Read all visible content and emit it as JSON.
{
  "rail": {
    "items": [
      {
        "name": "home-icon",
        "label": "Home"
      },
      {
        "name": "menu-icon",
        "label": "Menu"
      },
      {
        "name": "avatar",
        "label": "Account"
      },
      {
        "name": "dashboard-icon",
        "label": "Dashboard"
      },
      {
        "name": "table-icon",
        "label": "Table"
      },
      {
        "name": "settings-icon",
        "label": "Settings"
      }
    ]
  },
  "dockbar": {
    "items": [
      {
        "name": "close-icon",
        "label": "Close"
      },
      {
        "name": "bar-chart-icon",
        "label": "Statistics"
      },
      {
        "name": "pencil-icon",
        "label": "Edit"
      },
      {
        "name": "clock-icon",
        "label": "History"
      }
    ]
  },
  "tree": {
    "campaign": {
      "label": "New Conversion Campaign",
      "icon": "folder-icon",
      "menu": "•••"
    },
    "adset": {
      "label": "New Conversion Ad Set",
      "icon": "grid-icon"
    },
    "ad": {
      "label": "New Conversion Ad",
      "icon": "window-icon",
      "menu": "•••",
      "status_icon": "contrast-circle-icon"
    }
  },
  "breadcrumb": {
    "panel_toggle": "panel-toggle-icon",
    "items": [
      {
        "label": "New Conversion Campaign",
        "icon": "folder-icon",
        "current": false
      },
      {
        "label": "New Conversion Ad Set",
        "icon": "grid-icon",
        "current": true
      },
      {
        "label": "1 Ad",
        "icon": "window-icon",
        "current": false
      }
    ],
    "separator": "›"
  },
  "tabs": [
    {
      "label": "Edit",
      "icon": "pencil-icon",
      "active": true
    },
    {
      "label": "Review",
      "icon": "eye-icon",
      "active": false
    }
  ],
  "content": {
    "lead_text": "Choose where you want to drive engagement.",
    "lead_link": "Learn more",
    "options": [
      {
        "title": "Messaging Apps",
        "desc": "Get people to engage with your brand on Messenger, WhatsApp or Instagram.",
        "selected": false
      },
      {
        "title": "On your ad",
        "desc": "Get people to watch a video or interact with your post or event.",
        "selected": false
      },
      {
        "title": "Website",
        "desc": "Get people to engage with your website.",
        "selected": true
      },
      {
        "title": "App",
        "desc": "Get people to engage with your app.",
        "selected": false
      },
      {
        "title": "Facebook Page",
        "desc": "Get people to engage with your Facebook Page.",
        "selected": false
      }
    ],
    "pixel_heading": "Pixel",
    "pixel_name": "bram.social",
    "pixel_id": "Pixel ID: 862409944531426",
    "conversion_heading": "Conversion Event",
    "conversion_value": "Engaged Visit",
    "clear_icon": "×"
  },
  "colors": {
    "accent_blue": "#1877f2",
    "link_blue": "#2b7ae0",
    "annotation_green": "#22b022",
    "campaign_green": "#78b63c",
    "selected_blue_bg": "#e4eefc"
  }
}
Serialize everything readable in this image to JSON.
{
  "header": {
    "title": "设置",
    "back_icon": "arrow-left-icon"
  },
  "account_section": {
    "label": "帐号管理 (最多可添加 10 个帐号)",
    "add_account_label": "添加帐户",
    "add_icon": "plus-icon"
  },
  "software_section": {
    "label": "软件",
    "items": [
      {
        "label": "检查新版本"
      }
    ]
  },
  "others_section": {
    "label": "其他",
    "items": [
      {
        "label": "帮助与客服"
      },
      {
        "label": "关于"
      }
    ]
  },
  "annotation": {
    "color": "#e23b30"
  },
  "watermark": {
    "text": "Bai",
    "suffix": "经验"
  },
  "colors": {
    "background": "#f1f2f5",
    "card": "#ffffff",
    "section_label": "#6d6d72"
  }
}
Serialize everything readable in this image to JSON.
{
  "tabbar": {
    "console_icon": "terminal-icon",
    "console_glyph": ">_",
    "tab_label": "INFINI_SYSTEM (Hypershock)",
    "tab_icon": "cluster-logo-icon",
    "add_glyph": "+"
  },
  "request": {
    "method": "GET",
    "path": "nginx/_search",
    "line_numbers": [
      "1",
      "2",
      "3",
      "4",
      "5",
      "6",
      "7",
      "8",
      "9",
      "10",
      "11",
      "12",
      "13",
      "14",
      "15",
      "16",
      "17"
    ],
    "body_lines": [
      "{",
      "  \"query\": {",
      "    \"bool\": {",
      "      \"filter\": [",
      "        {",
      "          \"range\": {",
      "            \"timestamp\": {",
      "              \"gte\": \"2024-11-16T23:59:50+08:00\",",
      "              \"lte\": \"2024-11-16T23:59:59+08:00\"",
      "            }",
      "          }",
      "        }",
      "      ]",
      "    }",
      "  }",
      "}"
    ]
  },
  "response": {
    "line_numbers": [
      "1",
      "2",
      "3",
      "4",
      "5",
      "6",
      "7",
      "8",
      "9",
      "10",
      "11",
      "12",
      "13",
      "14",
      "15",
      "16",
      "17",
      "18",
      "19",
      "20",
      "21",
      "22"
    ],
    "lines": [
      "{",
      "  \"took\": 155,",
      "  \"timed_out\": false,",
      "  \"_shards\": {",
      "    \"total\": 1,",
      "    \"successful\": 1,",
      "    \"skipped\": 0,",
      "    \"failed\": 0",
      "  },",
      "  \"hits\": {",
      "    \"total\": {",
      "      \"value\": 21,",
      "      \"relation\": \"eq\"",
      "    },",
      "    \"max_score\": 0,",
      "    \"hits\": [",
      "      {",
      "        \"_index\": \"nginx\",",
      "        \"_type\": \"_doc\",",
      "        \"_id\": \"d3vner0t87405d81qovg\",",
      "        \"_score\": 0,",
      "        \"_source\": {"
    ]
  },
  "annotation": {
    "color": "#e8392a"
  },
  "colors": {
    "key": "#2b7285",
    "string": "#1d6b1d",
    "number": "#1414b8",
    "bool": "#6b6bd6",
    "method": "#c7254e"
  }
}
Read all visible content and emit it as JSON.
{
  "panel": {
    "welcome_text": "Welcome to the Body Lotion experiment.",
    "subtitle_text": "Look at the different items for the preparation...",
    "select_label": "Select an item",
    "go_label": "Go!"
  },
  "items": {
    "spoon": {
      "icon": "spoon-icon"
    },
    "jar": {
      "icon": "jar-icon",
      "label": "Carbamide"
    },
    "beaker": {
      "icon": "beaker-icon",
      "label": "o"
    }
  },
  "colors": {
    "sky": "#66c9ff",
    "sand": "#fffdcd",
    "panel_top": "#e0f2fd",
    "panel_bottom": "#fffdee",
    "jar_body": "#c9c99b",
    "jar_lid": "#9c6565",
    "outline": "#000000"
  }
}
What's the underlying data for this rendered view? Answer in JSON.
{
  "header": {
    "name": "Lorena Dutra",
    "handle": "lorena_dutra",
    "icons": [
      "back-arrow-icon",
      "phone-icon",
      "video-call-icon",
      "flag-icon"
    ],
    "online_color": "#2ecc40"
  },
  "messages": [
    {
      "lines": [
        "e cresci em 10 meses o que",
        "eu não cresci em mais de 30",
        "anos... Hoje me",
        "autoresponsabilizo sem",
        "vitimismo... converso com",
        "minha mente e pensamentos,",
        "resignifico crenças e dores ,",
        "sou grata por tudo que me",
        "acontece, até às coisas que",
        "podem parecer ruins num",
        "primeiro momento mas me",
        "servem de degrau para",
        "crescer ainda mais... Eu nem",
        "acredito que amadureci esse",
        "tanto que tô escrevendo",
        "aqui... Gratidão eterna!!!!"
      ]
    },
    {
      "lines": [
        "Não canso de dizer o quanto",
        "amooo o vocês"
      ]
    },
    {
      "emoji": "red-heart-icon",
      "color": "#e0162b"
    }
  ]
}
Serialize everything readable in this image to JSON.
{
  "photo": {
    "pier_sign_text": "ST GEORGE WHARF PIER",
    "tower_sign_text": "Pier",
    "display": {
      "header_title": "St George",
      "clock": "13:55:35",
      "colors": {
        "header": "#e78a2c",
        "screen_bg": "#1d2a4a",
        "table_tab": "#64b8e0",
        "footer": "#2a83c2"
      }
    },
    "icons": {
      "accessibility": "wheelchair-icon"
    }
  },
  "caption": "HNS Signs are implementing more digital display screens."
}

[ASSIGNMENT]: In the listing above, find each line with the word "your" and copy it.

[ANSWER FOR THIS EXERCISE]:
        "desc": "Get people to engage with your brand on Messenger, WhatsApp or Instagram.",
        "title": "On your ad",
        "desc": "Get people to watch a video or interact with your post or event.",
        "desc": "Get people to engage with your website.",
        "desc": "Get people to engage with your app.",
        "desc": "Get people to engage with your Facebook Page.",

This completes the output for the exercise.